— Supplied records —
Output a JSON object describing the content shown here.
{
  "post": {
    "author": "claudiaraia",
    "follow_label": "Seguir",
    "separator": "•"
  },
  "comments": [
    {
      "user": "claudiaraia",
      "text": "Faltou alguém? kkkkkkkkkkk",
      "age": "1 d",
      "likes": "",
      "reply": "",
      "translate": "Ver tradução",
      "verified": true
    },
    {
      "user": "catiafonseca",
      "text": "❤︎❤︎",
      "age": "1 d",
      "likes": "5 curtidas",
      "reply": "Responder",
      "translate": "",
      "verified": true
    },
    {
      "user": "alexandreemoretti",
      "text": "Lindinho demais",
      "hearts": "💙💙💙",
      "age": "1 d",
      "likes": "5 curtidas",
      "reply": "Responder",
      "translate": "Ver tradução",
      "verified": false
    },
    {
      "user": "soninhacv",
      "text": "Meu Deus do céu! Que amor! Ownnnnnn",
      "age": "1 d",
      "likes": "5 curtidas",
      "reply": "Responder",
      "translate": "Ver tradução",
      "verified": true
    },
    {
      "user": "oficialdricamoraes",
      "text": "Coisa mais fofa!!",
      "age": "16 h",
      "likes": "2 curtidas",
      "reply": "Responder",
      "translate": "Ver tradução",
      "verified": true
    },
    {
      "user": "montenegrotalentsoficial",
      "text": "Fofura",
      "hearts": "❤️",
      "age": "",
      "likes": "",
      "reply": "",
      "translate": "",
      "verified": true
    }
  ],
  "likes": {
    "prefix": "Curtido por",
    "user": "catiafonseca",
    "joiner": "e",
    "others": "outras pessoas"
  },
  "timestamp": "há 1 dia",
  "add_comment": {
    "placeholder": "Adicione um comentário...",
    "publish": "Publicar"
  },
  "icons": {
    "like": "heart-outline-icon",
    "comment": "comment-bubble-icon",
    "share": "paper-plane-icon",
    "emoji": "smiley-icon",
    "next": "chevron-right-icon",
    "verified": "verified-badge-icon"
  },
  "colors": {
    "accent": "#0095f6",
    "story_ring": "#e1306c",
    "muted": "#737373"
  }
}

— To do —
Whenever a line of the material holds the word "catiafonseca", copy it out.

— Solution to this exercise —
      "user": "catiafonseca",
    "user": "catiafonseca",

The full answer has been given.